  56. ^ Contrast "Street Corner", in Street Rodder, 8/99, p. 16.
  57. ^ Coonan, Steve. "Who's Chicken", in Street Rodder, 2/78, pp. 56–57; 1001 Rod & Custom Ideas, 1/76, pp. 24 & 25.
  58. ^ Bianco, p. 82.
  59. ^ Rod & Custom, 8/89, p. 70.
  60. ^ Rod & Custom, April 2000, p. 154 caption.
  61. ^ Ganahl, Pat, "Coupla Cool Coupes", in Rod & Custom, 7/95, p. 74cap.
  62. ^ Clausager, Anders D. (1994). Original MGB. Bay View Books. p. 25.
  63. ^ Rod & Custom, 7/95, p. 143cap.
  64. ^ Hot Rod, 4/95, p. 8.
  65. ^ Freiburger, David. "Hot Rod Dictionary", in Hot Rod, July 1993, p. 45.
  66. ^ Tann, Jeff, "Two-Timer" in Rod & Custom, 9/00, p. 58.
  67. ^ "Kustoms and Hot Rods Gallery: Hirohata Merc". Barris.com.
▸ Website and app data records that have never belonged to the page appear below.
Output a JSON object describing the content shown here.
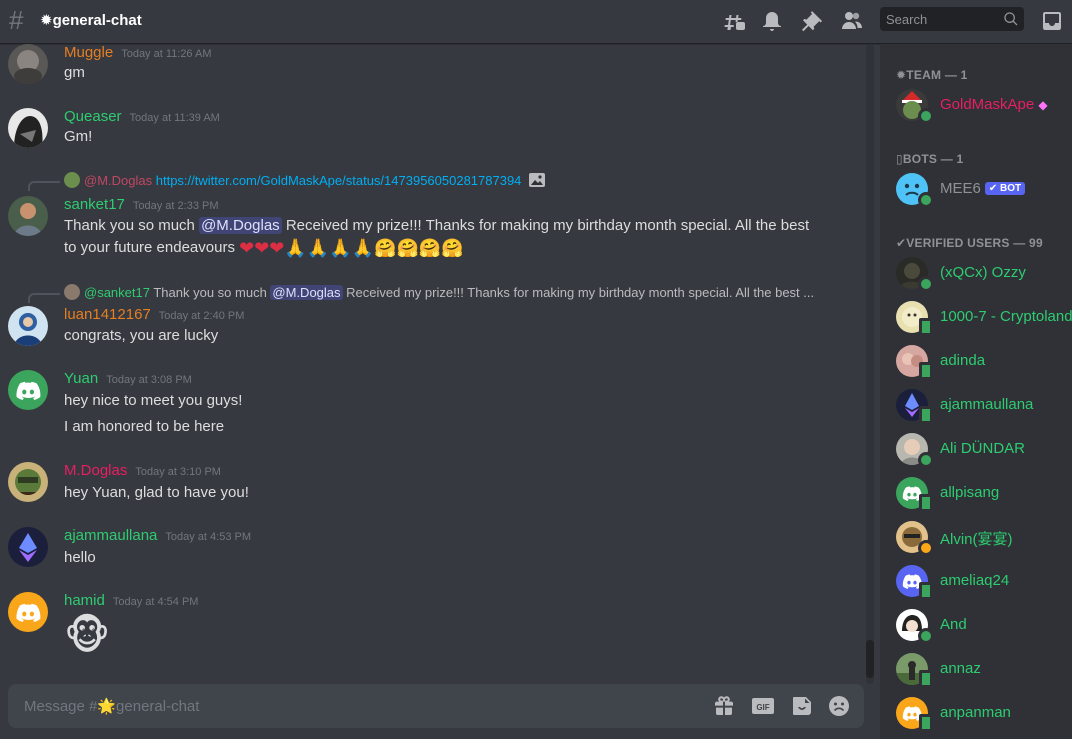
{
  "header": {
    "channel_title": "✹general-chat",
    "search_placeholder": "Search"
  },
  "messages": [
    {
      "author": "Muggle",
      "author_color": "#e67e22",
      "timestamp": "Today at 11:26 AM",
      "text": "gm"
    },
    {
      "author": "Queaser",
      "author_color": "#2ecc71",
      "timestamp": "Today at 11:39 AM",
      "text": "Gm!"
    },
    {
      "reply": {
        "author": "@M.Doglas",
        "text": "https://twitter.com/GoldMaskApe/status/1473956050281787394"
      },
      "author": "sanket17",
      "author_color": "#2ecc71",
      "timestamp": "Today at 2:33 PM",
      "text_before": "Thank you so much ",
      "mention": "@M.Doglas",
      "text_after": " Received my prize!!! Thanks for making my birthday month special. All the best",
      "text_line2": "to your future endeavours"
    },
    {
      "reply": {
        "author": "@sanket17",
        "text_before": "Thank you so much ",
        "mention": "@M.Doglas",
        "text_after": " Received my prize!!! Thanks for making my birthday month special. All the best ..."
      },
      "author": "luan1412167",
      "author_color": "#e67e22",
      "timestamp": "Today at 2:40 PM",
      "text": "congrats, you are lucky"
    },
    {
      "author": "Yuan",
      "author_color": "#2ecc71",
      "timestamp": "Today at 3:08 PM",
      "text": "hey nice to meet you guys!",
      "text_line2": "I am honored to be here"
    },
    {
      "author": "M.Doglas",
      "author_color": "#e91e63",
      "timestamp": "Today at 3:10 PM",
      "text": "hey Yuan, glad to have you!"
    },
    {
      "author": "ajammaullana",
      "author_color": "#2ecc71",
      "timestamp": "Today at 4:53 PM",
      "text": "hello"
    },
    {
      "author": "hamid",
      "author_color": "#2ecc71",
      "timestamp": "Today at 4:54 PM",
      "text": "🐵"
    }
  ],
  "composer": {
    "placeholder": "Message #🌟general-chat"
  },
  "members": {
    "sections": [
      {
        "title": "✹TEAM — 1"
      },
      {
        "title": "▯BOTS — 1"
      },
      {
        "title": "✔VERIFIED USERS — 99"
      }
    ],
    "team": [
      {
        "name": "GoldMaskApe",
        "color": "#e91e63"
      }
    ],
    "bots": [
      {
        "name": "MEE6",
        "badge": "✔ BOT",
        "color": "#8e9297"
      }
    ],
    "verified": [
      {
        "name": "(xQCx) Ozzy"
      },
      {
        "name": "1000-7 - Cryptoland"
      },
      {
        "name": "adinda"
      },
      {
        "name": "ajammaullana"
      },
      {
        "name": "Ali DÜNDAR"
      },
      {
        "name": "allpisang"
      },
      {
        "name": "Alvin(宴宴)"
      },
      {
        "name": "ameliaq24"
      },
      {
        "name": "And"
      },
      {
        "name": "annaz"
      },
      {
        "name": "anpanman"
      }
    ],
    "verified_color": "#2ecc71"
  },
  "colors": {
    "background": "#36393f",
    "sidebar": "#2f3136",
    "link": "#00aff4",
    "online": "#3ba55d",
    "blurple": "#5865f2"
  }
}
Archived from the original on 2011-07-07. Retrieved 2010-10-31.
  68. ^ Hot Rod, 4/95, p. 36.
  69. ^ Fortier, Rob. "25th Salt Lake City Autorama", in Street Rodder, 8/99, p. 51cap, Rod & Custom, 7/95, p. 143cap.
  70. ^ Rod Action, 2/78.